A new endowment, the end of tokenism, and licensure for as many BIPOC practitioners as possible are among the National Organization of Minority Architects leadership's long-term goals.
After the death last month of architect Jeh V. Johnson, the last of 12 black architects who founded the National Organization of Minority Architects (NOMA), the group has reached a pivotal point for reflecting on past struggles and assessing the way forward. Itâ€™s a critical moment to ask its leaders what the historic organization will preserve from its past; in which areas it has experienced setbacks to its goals; and what new generations will likely prioritize over the next 50 years? Metropolis received answers from the groupâ€™s past president, ZGF principal R. Steven Lewis; new executive director Tiffany Brown, and 2021â€“2022 NOMA president, Gensler senior associate Jason Pugh.

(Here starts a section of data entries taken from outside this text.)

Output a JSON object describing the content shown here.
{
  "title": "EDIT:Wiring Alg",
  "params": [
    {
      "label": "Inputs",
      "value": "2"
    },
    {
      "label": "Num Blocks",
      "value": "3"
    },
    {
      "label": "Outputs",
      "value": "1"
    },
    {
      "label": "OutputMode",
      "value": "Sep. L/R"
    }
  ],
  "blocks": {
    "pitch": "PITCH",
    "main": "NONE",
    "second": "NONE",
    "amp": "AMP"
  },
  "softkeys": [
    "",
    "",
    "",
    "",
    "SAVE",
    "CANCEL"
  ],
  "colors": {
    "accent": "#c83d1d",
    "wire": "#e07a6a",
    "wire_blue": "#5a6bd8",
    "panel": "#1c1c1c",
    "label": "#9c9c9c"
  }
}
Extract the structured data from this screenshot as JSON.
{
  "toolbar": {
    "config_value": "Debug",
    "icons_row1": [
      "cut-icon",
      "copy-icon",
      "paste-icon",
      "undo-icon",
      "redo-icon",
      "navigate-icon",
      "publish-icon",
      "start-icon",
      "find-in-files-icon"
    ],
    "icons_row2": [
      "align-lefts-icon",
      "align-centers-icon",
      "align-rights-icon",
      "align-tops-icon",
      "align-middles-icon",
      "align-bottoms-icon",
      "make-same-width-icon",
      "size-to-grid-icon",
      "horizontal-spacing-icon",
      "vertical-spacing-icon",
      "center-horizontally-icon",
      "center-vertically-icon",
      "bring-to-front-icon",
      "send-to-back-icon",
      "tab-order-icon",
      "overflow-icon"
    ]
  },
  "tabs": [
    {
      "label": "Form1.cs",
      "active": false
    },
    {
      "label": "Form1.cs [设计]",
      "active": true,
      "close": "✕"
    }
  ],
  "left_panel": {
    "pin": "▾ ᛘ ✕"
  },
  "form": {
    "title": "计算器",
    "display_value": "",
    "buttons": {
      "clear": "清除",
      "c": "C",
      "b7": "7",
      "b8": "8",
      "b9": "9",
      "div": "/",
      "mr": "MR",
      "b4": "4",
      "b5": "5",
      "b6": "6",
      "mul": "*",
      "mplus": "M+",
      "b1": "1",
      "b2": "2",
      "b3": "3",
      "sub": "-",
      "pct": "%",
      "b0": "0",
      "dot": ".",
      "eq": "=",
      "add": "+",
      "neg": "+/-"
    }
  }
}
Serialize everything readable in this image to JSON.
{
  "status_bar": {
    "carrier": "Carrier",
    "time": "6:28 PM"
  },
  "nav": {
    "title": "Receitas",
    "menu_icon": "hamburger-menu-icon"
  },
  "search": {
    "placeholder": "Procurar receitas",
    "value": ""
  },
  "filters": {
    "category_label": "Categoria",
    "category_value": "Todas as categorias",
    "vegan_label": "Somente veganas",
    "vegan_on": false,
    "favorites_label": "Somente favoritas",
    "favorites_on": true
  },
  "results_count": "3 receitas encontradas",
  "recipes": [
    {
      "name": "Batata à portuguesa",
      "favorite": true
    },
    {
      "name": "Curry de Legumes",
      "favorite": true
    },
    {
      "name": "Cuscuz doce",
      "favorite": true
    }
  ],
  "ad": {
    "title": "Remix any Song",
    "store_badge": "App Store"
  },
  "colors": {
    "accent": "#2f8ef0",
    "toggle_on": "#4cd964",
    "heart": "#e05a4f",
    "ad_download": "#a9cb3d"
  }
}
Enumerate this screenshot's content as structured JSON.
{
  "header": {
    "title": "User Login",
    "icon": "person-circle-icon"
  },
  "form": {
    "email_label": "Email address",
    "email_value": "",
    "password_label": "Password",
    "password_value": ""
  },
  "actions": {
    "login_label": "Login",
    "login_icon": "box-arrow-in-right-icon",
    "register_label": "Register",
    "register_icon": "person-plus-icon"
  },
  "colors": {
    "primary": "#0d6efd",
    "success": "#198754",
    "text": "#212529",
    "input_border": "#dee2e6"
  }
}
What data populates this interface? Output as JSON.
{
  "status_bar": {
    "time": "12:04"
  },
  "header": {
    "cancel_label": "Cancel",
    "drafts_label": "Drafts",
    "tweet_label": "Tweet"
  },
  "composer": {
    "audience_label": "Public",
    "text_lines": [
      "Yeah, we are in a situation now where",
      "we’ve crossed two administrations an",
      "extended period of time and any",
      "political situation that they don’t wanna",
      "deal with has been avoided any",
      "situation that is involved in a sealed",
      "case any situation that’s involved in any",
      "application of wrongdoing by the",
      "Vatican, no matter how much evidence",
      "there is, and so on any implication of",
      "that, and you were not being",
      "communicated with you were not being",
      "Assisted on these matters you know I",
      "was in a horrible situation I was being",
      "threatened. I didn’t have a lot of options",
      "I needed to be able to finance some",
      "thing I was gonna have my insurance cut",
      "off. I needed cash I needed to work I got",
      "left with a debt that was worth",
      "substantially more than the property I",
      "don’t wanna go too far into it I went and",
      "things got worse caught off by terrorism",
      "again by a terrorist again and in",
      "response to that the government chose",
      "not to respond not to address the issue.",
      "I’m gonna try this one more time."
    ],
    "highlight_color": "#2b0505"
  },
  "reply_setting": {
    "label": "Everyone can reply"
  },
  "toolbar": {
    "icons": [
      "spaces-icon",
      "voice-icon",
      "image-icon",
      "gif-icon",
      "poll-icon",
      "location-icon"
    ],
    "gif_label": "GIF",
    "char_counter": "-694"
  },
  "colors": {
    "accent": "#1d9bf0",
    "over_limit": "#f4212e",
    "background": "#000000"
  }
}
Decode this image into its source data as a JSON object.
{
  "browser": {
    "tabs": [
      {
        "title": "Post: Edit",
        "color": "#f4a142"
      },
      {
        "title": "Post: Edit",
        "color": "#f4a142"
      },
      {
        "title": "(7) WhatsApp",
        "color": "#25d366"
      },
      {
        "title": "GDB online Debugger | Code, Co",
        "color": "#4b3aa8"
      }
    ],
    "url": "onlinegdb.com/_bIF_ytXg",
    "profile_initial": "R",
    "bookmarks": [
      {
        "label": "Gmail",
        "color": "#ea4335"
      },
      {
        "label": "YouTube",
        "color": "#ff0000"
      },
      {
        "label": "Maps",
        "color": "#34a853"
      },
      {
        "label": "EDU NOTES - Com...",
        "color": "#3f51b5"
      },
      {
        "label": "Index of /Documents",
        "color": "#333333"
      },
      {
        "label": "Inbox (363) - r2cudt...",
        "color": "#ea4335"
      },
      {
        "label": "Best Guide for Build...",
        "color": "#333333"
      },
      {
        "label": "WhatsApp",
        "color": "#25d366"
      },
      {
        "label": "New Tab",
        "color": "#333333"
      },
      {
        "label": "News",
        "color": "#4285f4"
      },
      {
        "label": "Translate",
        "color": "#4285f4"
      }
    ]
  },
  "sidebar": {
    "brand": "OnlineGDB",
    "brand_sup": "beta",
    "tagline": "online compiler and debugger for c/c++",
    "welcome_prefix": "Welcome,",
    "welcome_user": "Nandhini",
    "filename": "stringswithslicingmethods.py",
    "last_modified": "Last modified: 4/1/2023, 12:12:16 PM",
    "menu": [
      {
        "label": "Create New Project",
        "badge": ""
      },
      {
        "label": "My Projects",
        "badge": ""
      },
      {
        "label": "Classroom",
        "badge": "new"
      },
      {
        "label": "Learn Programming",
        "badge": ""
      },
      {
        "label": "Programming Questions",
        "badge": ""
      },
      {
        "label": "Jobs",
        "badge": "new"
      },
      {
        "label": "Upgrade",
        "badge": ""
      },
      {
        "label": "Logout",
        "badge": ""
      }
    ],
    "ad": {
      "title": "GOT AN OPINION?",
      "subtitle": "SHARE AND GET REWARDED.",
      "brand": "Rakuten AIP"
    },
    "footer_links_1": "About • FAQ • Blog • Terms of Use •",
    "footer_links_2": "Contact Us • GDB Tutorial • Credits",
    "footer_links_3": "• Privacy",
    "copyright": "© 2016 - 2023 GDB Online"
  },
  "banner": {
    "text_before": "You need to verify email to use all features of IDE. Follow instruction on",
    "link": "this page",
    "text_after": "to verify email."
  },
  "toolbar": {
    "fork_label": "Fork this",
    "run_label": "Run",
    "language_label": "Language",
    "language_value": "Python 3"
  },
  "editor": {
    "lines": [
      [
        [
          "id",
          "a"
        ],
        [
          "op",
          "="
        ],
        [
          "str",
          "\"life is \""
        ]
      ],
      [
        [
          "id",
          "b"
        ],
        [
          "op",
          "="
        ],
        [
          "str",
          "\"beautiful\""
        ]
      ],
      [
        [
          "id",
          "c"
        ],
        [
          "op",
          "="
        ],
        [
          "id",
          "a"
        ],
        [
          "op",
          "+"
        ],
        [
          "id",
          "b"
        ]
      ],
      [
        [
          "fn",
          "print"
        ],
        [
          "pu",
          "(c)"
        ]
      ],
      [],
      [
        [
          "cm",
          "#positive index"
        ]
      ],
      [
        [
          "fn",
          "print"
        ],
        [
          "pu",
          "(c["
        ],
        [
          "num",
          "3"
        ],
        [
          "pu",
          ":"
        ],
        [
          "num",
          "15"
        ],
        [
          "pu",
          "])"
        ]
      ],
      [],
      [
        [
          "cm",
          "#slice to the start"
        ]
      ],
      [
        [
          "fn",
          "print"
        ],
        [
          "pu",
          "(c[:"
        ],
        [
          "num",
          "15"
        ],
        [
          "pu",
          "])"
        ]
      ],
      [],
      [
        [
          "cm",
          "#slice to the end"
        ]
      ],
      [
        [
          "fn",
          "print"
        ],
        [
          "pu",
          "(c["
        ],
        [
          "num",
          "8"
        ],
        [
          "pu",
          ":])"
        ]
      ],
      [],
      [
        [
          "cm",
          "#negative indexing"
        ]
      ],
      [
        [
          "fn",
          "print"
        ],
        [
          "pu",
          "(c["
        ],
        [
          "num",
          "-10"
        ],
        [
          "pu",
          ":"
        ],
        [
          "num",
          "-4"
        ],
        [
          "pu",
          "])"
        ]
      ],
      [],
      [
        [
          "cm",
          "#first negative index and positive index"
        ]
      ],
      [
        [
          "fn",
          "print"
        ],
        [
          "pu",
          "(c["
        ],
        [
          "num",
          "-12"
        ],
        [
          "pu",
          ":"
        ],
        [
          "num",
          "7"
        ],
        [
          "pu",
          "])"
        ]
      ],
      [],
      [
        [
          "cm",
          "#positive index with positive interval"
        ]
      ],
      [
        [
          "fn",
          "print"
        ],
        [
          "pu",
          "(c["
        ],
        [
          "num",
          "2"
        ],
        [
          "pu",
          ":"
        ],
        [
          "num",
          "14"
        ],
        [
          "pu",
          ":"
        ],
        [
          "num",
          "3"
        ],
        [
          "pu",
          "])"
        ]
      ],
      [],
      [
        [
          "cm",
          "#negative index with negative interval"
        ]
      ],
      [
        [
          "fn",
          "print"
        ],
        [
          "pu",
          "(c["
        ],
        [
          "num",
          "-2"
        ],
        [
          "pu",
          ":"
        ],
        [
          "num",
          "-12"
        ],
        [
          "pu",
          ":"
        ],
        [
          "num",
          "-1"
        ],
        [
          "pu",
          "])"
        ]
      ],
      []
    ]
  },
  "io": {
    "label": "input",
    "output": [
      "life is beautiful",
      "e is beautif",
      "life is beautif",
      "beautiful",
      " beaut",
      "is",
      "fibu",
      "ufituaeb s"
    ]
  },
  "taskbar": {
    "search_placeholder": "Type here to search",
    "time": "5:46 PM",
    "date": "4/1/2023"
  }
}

Your membership and the profession are changing. Is there anything NOMA should preserve from its past?
R. Steven Lewis: The values established by the founders at the outset of NOMAâ€™s formation, along with the sacrifices they made, form the foundation of all that we enjoy today. As NOMA enters a new era of growth, relevance, and success, we must never forget from whence we came.
Jason Pugh: And with the passing of Jeh V. Johnson, itâ€™s important for us to carry forward the legacy of all 12 founders, celebrating their trailblazing careers and contributions. A NOMA Founders Memorial Endowment will be created to fund both archival records of their legacy and work and an annual scholarship for a student in need. The endowment will ensure their memory lives on and continues to positively impact the architectural community.
Tiffany Brown: NOMAâ€™s guiding principles and objectives celebrate the preservation of cultural and social values in minority communities. By showcasing the contributions of design professionals of color to the built environment and acknowledging their significance as inspirational teaching toolsâ€”despite what is typically taught in architecture schools today, we carry on the traditions of our founders. As we approach our 50th anniversary, telling the stories of Black architects, designers, and plannersâ€”particularly those of our foundersâ€”is more important than ever. To suffer the loss of our last living founder, for many of us, was like losing the head of our family. Belonging to an organization where the culture feels like home is something I value in NOMA. Itâ€™s a trait that makes us unique.
Whatâ€™s the biggest setback the group has had to overcome in recent years?
JP: I think it would be best to characterize them as challenges instead of setbacks, because the organization has been able to continuously charge forward. The year 2020 presented NOMA with a long list of unexpected and unprecedented challenges, but along with them came some great opportunities for growth and strategic partnerships. The COVID-19 pandemic and resulting economic downturn had a negative impact on the industry, with minorities once again taking a disproportionately huge hit in the form of job losses and limited funding for projects.
With the civil unrest across the country following the senseless deaths of George Floyd, Breonna Taylor, and countless others, there was also relentless physical and mental exhaustion that felt overwhelming at times. But despite these hurdles, the organization saw its largest-ever membership growth, and pivoted to host its first virtual conference, which became the best attended and most profitable to date.
TB: I echo Jasonâ€™s sentiments on challenges in lieu of setbacks. In my role, I have observed the ongoing conversation on how the industry can move beyond tokenism and toward true equity. For us, itâ€™s a simple answer. There are many of us who did not come from a solid foundation. We are building from scratch, on a very shaky one. We donâ€™t come from inheritances, connections, or parents who are college graduates. The removal of monuments is slight progress, but the actual work will come when we are removing systems of exclusion. When that happens, our profession can take the necessary steps toward equity.
There are particular reasons why our founders saw the need to establish an organization like NOMA: It wasnâ€™t common practice to provide opportunities for minorities to lead, individually or in joint ventures. These problems still exist. Society should revisit systemic barriers in promotion policies and companies should diversify their boards of directors. Universities shou